Directions for this task :: Among the lines below, which ones contain the word "subtitle"? Copy every such line.

Exercise materials ::
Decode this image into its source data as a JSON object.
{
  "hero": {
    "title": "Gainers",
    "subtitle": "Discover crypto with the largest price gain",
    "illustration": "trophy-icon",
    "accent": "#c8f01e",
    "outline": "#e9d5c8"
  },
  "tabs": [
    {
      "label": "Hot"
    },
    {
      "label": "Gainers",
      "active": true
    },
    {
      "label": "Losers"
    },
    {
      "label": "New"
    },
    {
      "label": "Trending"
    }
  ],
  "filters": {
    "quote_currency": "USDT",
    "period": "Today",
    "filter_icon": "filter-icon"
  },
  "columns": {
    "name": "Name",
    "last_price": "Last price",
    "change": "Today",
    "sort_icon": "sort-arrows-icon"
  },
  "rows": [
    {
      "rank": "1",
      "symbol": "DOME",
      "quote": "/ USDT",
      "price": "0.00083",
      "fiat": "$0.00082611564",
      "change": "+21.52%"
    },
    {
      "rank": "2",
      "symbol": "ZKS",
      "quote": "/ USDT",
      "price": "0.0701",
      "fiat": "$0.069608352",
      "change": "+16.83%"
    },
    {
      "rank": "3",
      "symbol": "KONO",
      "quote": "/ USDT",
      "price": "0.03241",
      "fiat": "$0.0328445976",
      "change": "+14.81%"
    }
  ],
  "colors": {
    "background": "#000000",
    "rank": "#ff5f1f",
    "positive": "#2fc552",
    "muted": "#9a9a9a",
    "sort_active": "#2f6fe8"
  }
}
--
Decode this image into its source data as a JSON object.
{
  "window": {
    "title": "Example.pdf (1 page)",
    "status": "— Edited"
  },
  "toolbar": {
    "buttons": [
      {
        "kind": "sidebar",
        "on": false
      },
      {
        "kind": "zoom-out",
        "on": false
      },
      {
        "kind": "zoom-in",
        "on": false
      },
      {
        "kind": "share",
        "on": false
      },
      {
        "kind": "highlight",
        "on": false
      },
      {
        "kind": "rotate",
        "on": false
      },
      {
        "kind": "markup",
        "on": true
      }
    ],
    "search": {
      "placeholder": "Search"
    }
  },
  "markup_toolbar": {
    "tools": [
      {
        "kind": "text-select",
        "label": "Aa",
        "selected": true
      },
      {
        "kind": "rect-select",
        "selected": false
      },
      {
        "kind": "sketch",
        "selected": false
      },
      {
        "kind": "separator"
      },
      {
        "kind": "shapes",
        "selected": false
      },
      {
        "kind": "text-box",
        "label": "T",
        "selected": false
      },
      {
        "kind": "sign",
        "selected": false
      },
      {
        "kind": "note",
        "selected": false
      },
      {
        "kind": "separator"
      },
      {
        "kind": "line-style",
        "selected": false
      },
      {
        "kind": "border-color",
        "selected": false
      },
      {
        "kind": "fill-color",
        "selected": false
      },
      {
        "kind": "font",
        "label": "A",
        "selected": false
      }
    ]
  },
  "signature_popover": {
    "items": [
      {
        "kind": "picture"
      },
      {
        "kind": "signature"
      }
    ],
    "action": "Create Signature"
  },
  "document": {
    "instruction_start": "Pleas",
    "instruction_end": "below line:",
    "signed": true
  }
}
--
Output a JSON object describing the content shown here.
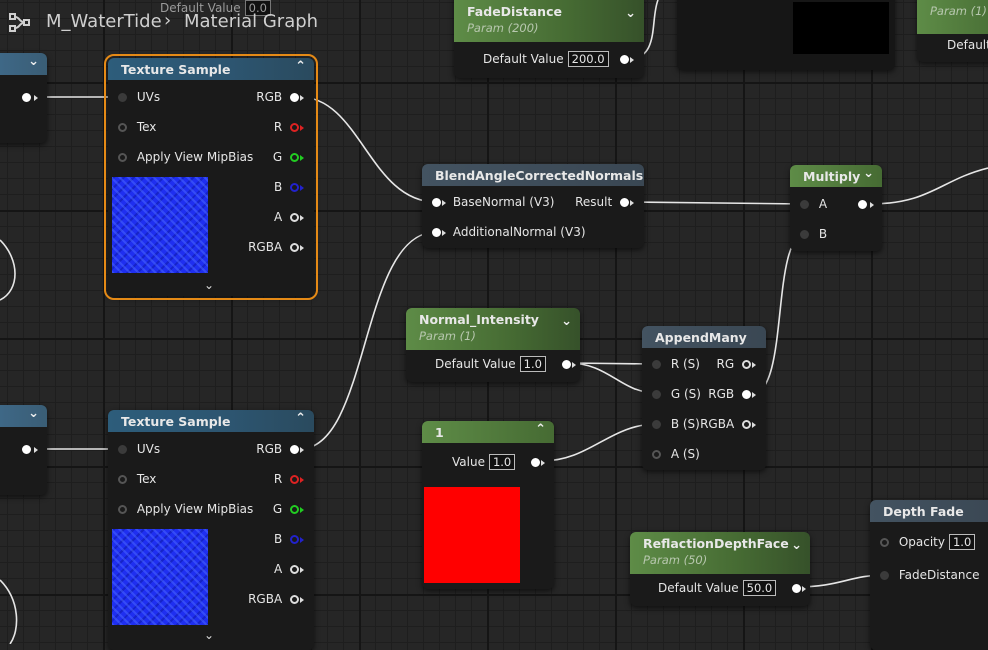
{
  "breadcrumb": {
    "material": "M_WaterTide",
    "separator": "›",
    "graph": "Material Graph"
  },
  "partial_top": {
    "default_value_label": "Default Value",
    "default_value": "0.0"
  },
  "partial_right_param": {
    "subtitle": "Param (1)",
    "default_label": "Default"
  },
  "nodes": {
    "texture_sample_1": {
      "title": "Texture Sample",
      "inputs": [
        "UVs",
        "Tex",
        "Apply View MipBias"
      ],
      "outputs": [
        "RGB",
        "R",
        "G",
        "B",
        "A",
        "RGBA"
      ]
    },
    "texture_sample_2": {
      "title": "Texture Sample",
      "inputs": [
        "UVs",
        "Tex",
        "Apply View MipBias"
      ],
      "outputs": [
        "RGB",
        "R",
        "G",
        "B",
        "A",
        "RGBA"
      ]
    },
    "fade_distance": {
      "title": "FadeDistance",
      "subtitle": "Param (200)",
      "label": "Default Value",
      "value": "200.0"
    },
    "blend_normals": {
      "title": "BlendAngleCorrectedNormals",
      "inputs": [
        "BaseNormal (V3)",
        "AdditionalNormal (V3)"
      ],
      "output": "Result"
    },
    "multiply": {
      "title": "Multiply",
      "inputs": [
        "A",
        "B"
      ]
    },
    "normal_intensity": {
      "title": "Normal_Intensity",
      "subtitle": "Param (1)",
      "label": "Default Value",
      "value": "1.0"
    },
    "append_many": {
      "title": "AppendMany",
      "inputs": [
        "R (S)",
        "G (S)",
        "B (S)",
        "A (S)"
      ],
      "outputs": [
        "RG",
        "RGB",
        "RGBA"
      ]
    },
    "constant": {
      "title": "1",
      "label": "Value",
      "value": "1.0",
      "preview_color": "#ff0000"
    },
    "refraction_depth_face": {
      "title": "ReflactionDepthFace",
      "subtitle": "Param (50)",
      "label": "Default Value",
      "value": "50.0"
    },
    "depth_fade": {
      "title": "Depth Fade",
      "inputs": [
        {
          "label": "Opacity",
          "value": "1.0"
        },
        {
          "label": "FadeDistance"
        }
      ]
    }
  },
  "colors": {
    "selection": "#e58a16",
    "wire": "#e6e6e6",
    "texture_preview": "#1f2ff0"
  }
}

Written solution ::
    "subtitle": "Discover crypto with the largest price gain",
    "subtitle": "Param (1)",
      "subtitle": "Param (200)",
      "subtitle": "Param (1)",
      "subtitle": "Param (50)",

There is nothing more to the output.